“Whether it’s an internal newsletter, for social media or for our websites we as communicators need to have content,” Jon said. “There is always a wealth of content at your fingertips if you’re willing to listen and look for it.”
How to build a master narrative
When organisations are undertaking a significant change, having a broader narrative that points employees in the same direction can improve outcomes. Creating a story for employees that shows where they fit in and how they contribute in a compelling way is something Mark has proven experience with.
From here, communicators can show their worth by showing the rest of the organisation where the company’s narrative fits in and how those across the business can use it in their day-to-day activities. Leaders should be empowered to be better storytellers and communicators should consider how this can be made possible when looking to reinforce these narratives.
Mark says communicators should always be open to improving their storytelling abilities, which will make it easier for them to use the narrative they have set up across their work. He says the most effective stories when it comes to communicating change are those with a long shelf life, as this is the guide that should be used across a change effort.
Capturing and curating the moments that embody the values of an organisation’s master narrative is a very powerful tool for communicators and has a much greater effect than other less personal methods. Afterall, as Jon says, people are interested in people, and therefore storytelling will resonate with them.
“The more that we can take a company which may just seem like a box and turn it into something that is humanised, you gain affinity with both your internal and external audience,” Jon says. “They think about you in a different way, and you get people who can then become brand ambassadors and talk to you about the good you do.”
Valuing internal comms as a critical business partner
The rise of internal comms as a valued profession over recent years has not gone unnoticed by senior leaders within large organisations. Mark admits that these people only have a certain bandwidth when it comes to learning all the aspects of a business, which is where communicators need to show their worth.
He says that those in internal comms should look to teach leaders about their work and display why they should be valued as a trusted advisor. This must be done early and often and is a topic Mark and Jon deeply explore in their book. It is something they want to see discussed in places like business schools so they can be educated on the true value of employee communications.
Jon follows on from this by saying communicators should work to help leaders achieve their goals. Working in an academic environment, he believes research can play a role in this push for value saying people always want to see proof that their plans will work to effectively engage employees.
Building capability in change and internal comms
In their book, Mark and Jon outline a competency framework to show what communicators should be considering when they are looking to build up this capability. Mark says the first place to start here is to assess how your organisation approaches change.
Adopting certain models such as the ones discussed is common, but people in internal comms should look for the ‘centres of excellence’ within a business which are leading this change. If there is no commitment to a methodology, then employee communicators should look to places like HR to find a trusted partner and create this centre.
This should be seen as an opportunity to be a leader and drive this change according to Mark. Finally, communicators should look to understand the change that is occurring and why it is important.

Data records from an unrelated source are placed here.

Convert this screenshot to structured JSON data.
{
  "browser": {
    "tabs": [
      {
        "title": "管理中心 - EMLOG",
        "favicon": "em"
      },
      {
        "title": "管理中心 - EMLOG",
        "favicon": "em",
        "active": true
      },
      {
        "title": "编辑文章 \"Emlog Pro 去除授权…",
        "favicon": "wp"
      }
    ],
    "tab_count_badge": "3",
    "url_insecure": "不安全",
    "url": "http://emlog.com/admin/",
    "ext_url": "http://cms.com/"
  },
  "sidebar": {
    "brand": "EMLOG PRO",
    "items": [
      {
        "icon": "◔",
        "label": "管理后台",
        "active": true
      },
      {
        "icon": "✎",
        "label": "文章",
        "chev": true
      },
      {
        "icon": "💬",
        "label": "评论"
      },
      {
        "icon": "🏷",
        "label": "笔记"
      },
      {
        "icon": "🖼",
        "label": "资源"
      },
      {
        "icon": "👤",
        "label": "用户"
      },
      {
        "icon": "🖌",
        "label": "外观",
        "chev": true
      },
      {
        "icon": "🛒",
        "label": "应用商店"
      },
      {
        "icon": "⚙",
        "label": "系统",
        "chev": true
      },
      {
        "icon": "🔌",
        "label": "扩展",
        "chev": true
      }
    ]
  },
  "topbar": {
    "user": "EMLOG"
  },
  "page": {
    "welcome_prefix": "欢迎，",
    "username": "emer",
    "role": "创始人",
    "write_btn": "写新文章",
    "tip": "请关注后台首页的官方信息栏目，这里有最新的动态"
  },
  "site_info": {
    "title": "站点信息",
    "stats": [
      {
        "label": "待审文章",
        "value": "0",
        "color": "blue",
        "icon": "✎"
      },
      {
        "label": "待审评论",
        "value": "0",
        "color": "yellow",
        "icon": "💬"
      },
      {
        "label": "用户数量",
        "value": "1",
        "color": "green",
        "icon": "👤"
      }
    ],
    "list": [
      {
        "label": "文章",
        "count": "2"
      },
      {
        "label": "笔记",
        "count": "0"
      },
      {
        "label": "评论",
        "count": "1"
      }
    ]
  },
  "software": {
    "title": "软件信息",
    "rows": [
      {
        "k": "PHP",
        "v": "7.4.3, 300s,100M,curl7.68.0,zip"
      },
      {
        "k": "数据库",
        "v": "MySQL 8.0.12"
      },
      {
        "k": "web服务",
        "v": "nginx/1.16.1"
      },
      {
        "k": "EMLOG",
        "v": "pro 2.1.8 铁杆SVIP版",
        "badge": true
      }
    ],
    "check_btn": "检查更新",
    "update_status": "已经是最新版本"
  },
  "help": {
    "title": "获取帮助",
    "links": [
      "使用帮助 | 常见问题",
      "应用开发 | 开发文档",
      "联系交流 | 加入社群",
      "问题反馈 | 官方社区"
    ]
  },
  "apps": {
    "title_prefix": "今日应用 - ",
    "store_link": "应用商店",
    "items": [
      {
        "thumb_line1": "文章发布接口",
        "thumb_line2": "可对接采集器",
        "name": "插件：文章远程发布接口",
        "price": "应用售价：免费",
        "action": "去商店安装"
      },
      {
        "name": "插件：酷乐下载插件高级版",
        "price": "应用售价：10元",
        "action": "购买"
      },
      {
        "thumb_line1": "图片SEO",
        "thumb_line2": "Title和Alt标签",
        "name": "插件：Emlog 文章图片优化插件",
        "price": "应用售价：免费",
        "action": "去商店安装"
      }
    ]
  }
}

Jon Stemmle LinkedIn – https://www.linkedin.com/in/jon-stemmle-6729467/
University of Missouri’s School of Journalism – https://journalism.missouri.edu/
Mark Dollins LinkedIn – https://www.linkedin.com/in/markddollins/
North Star Communications Consulting – https://www.northstarcomms.com/